1 Transplantation and Liver Surgery Clinic, Helsinki University Hospital, Helsinki University, Helsinki, Finland.
2 The Transplant Institute, Sahlgrenska University Hospital, Gothenburg, Sweden.
3 National Institute for Health and Welfare, Finland.
4 Clinic of Gastroenterology, Helsinki University and Helsinki University Hospital, Helsinki, Finland.

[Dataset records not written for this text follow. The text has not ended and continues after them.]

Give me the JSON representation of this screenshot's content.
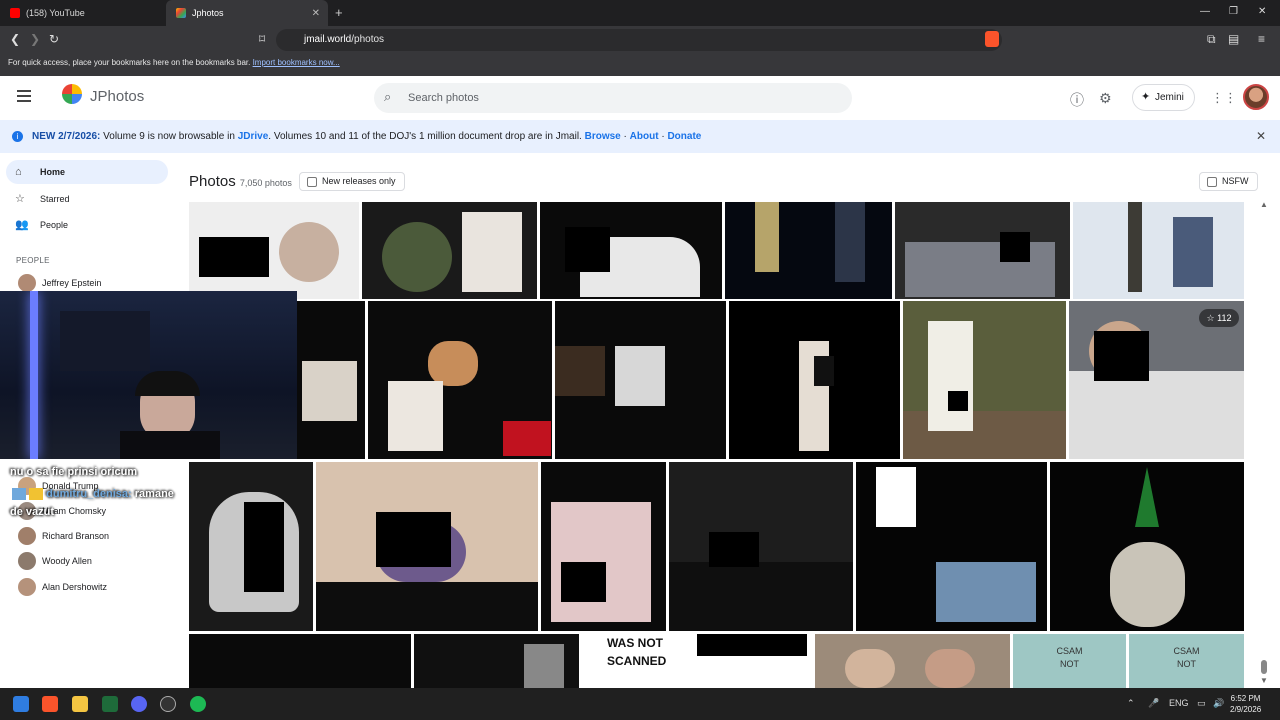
{
  "browser": {
    "tabs": [
      {
        "label": "(158) YouTube",
        "icon": "youtube-icon"
      },
      {
        "label": "Jphotos",
        "icon": "jphotos-icon"
      }
    ],
    "url_host": "jmail.world",
    "url_path": "/photos",
    "bookmarks_text": "For quick access, place your bookmarks here on the bookmarks bar.",
    "bookmarks_link": "Import bookmarks now..."
  },
  "header": {
    "brand": "JPhotos",
    "search_placeholder": "Search photos",
    "assistant_label": "Jemini"
  },
  "banner": {
    "new_label": "NEW 2/7/2026:",
    "text_a": "Volume 9 is now browsable in",
    "jdrive": "JDrive",
    "text_b": ". Volumes 10 and 11 of the DOJ's 1 million document drop are in Jmail.",
    "browse": "Browse",
    "about": "About",
    "donate": "Donate"
  },
  "sidebar": {
    "items": [
      {
        "label": "Home",
        "icon": "home-icon"
      },
      {
        "label": "Starred",
        "icon": "star-icon"
      },
      {
        "label": "People",
        "icon": "people-icon"
      }
    ],
    "people_heading": "PEOPLE",
    "people": [
      {
        "name": "Jeffrey Epstein"
      },
      {
        "name": "Donald Trump"
      },
      {
        "name": "Noam Chomsky"
      },
      {
        "name": "Richard Branson"
      },
      {
        "name": "Woody Allen"
      },
      {
        "name": "Alan Dershowitz"
      }
    ]
  },
  "main": {
    "title": "Photos",
    "count": "7,050 photos",
    "new_releases": "New releases only",
    "nsfw": "NSFW",
    "star_count": "112",
    "row4": {
      "scanned_a": "WAS NOT",
      "scanned_b": "SCANNED",
      "csam_a": "CSAM",
      "csam_b": "NOT"
    }
  },
  "stream_chat": {
    "line1": "nu o sa fie prinsi oricum",
    "line2_user": "dumitru_denisa:",
    "line2_text": "ramane",
    "line3": "de vazut"
  },
  "taskbar": {
    "lang": "ENG",
    "time": "6:52 PM",
    "date": "2/9/2026"
  }
}
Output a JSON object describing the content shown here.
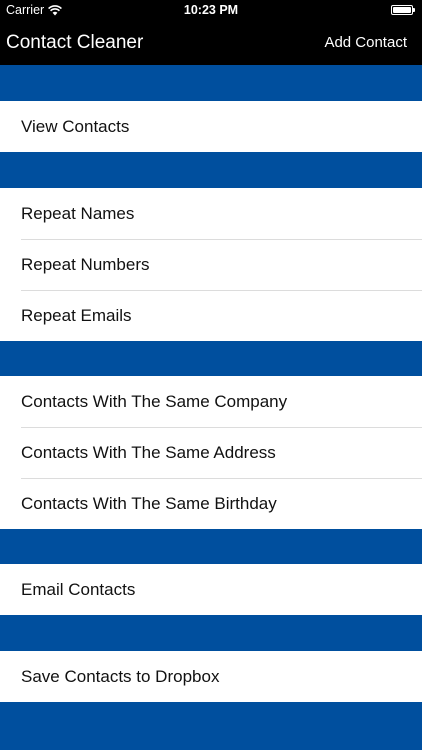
{
  "status_bar": {
    "carrier": "Carrier",
    "wifi_icon": "wifi-icon",
    "time": "10:23 PM",
    "battery_icon": "battery-icon"
  },
  "nav": {
    "title": "Contact Cleaner",
    "action": "Add Contact"
  },
  "sections": [
    {
      "items": [
        {
          "label": "View Contacts"
        }
      ]
    },
    {
      "items": [
        {
          "label": "Repeat Names"
        },
        {
          "label": "Repeat Numbers"
        },
        {
          "label": "Repeat Emails"
        }
      ]
    },
    {
      "items": [
        {
          "label": "Contacts With The Same Company"
        },
        {
          "label": "Contacts With The Same Address"
        },
        {
          "label": "Contacts With The Same Birthday"
        }
      ]
    },
    {
      "items": [
        {
          "label": "Email Contacts"
        }
      ]
    },
    {
      "items": [
        {
          "label": "Save Contacts to Dropbox"
        }
      ]
    }
  ],
  "colors": {
    "background": "#004f9e",
    "nav_bar": "#000000",
    "row_background": "#ffffff"
  }
}
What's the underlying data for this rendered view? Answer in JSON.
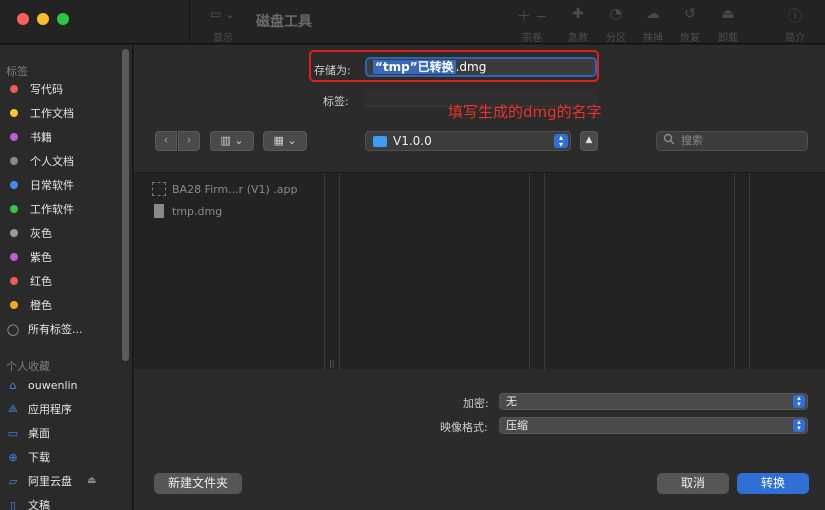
{
  "app": {
    "title": "磁盘工具"
  },
  "toolbar": {
    "view_label": "显示",
    "tools": [
      {
        "glyph": "＋ −",
        "label": "宗卷"
      },
      {
        "glyph": "✚",
        "label": "急救"
      },
      {
        "glyph": "◔",
        "label": "分区"
      },
      {
        "glyph": "☁",
        "label": "抹掉"
      },
      {
        "glyph": "↺",
        "label": "恢复"
      },
      {
        "glyph": "⏏",
        "label": "卸载"
      },
      {
        "glyph": "ⓘ",
        "label": "简介"
      }
    ]
  },
  "sidebar": {
    "tags_header": "标签",
    "tags": [
      {
        "label": "写代码",
        "color": "#f05a55"
      },
      {
        "label": "工作文档",
        "color": "#f7c435"
      },
      {
        "label": "书籍",
        "color": "#c45ad8"
      },
      {
        "label": "个人文档",
        "color": "#8a8a8a"
      },
      {
        "label": "日常软件",
        "color": "#3d8cf5"
      },
      {
        "label": "工作软件",
        "color": "#33c648"
      },
      {
        "label": "灰色",
        "color": "#9a9a9a"
      },
      {
        "label": "紫色",
        "color": "#c45ad8"
      },
      {
        "label": "红色",
        "color": "#f05a55"
      },
      {
        "label": "橙色",
        "color": "#f5a623"
      }
    ],
    "all_tags": "所有标签...",
    "favorites_header": "个人收藏",
    "favorites": [
      {
        "label": "ouwenlin",
        "icon": "home-icon"
      },
      {
        "label": "应用程序",
        "icon": "applications-icon"
      },
      {
        "label": "桌面",
        "icon": "desktop-icon"
      },
      {
        "label": "下载",
        "icon": "download-icon"
      },
      {
        "label": "阿里云盘",
        "icon": "cloud-drive-icon"
      },
      {
        "label": "文稿",
        "icon": "documents-icon"
      }
    ]
  },
  "save_dialog": {
    "save_as_label": "存储为:",
    "filename_selected": "“tmp”已转换",
    "filename_ext": ".dmg",
    "tags_label": "标签:",
    "annotation": "填写生成的dmg的名字",
    "location": "V1.0.0",
    "search_placeholder": "搜索",
    "files": [
      {
        "name": "BA28 Firm...r (V1) .app",
        "icon": "app-bundle-icon"
      },
      {
        "name": "tmp.dmg",
        "icon": "dmg-file-icon"
      }
    ],
    "encryption_label": "加密:",
    "encryption_value": "无",
    "image_format_label": "映像格式:",
    "image_format_value": "压缩",
    "new_folder_button": "新建文件夹",
    "cancel_button": "取消",
    "convert_button": "转换"
  },
  "colors": {
    "accent": "#2f6fd6",
    "annotation": "#e0201a"
  }
}
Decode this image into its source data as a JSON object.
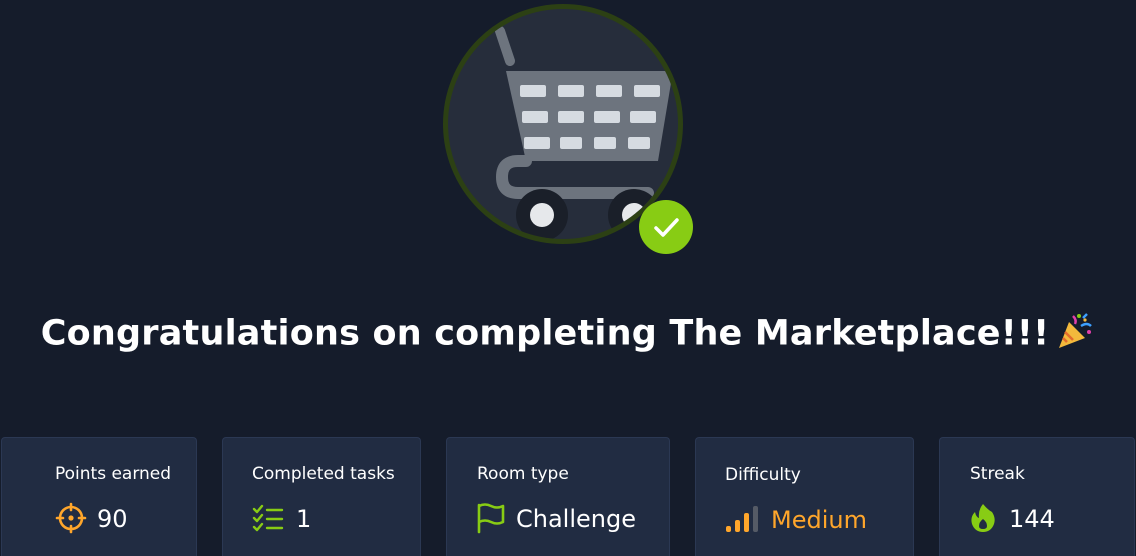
{
  "title": "Congratulations on completing The Marketplace!!!",
  "room_icon": "shopping-cart-icon",
  "completed_icon": "check-icon",
  "colors": {
    "background": "#151c2b",
    "card": "#212c42",
    "accent_green": "#88cc14",
    "points_icon": "#ffa62b",
    "difficulty_medium": "#ffa62b"
  },
  "stats": [
    {
      "label": "Points earned",
      "value": "90",
      "icon": "target-icon"
    },
    {
      "label": "Completed tasks",
      "value": "1",
      "icon": "task-list-icon"
    },
    {
      "label": "Room type",
      "value": "Challenge",
      "icon": "flag-icon"
    },
    {
      "label": "Difficulty",
      "value": "Medium",
      "icon": "signal-bars-icon"
    },
    {
      "label": "Streak",
      "value": "144",
      "icon": "flame-icon"
    }
  ]
}
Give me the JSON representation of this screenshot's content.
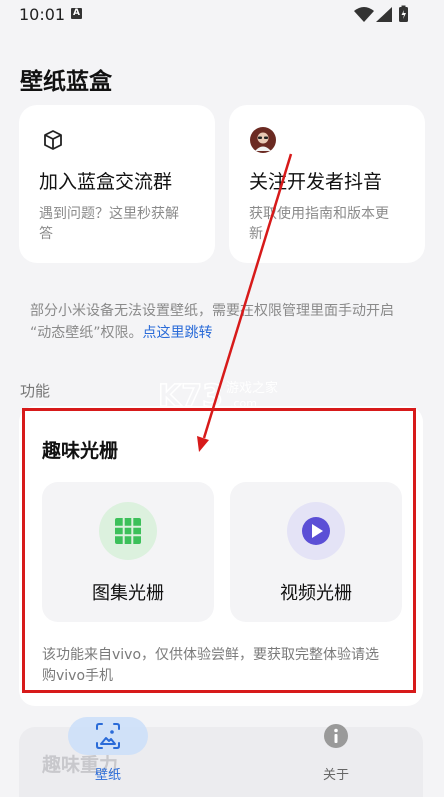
{
  "status_bar": {
    "time": "10:01",
    "notification_badge": "A"
  },
  "app": {
    "title": "壁纸蓝盒"
  },
  "cards": {
    "group": {
      "title": "加入蓝盒交流群",
      "subtitle_line1": "遇到问题？这里秒获解",
      "subtitle_line2": "答"
    },
    "douyin": {
      "title": "关注开发者抖音",
      "subtitle_line1": "获取使用指南和版本更",
      "subtitle_line2": "新"
    }
  },
  "notice": {
    "text_line1": "部分小米设备无法设置壁纸，需要在权限管理里面手动开启",
    "text_line2_prefix": "“动态壁纸”权限。",
    "link": "点这里跳转"
  },
  "section": {
    "label": "功能"
  },
  "feature": {
    "title": "趣味光栅",
    "options": [
      {
        "label": "图集光栅",
        "icon": "grid-icon",
        "color": "#3cc05a"
      },
      {
        "label": "视频光栅",
        "icon": "play-icon",
        "color": "#5b4fd6"
      }
    ],
    "note_line1": "该功能来自vivo，仅供体验尝鲜，要获取完整体验请选",
    "note_line2": "购vivo手机"
  },
  "next_card": {
    "title": "趣味重力"
  },
  "bottom_nav": {
    "items": [
      {
        "label": "壁纸",
        "icon": "wallpaper-icon",
        "active": true
      },
      {
        "label": "关于",
        "icon": "info-icon",
        "active": false
      }
    ]
  },
  "watermark": {
    "brand": "K73",
    "site": "游戏之家",
    "url": ".com"
  },
  "colors": {
    "accent": "#2a6bd8",
    "annotation": "#d71a1a"
  }
}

The effects of alcohol use in non-alcoholic fatty-liver disease are unclear. We investigated the impact of alcohol use in fatty liverdisease on incident liver, cardiovascular, and malignant disease, and death. Study comprised 8345 persons with hepatic steatosis (fatty-liver index >60) who participated in the health-examination surveys (FINRISK 1992-2012 or Health 2000), with available data on baseline alcohol intake. Main exclusions were baseline clinical liver disease, viral hepatitis, ethanol intake >50g/day, and current abstainers. Data were linked with national registers for hospital admissions, malignancies and death regarding liver, cardiovascular, and malignant disease, and all-cause death. Adjustment were for multiple confounders. Alcohol consumption showed a dose-dependent risk increase for incident advanced liver disease and malignancies. Consuming 10-19g/day of alcohol in general, or 0-9g/day as non-wine beverages, doubled the risk for advanced liver disease compared to lifetime abstainers. In contrast, alcohol intake up to 49g/day was associated with a 22-40% reduction of incident CVD. We observed a J-shaped association between alcohol intake and all-cause death with a maximal risk reduction of 21% (95%CI 5-34%) at alcohol intake of 0-9g/day compared to lifetime abstainers. However, these benefits on CVD and mortality were only observed in never smokers. Alcohol intake above 30g/day yielded increased risk estimates for mortality compared to lifetime abstainers. In a subpopulation with longitudinal data, alcohol intake remained stable over time in >80% of subjects. CONCLUSION: Even low alcohol intake in fatty liver disease is associated with increased risks for advanced liver disease and cancer. Low to moderate alcohol use is associated with reduced mortality and CVD risk, but only among never smokers.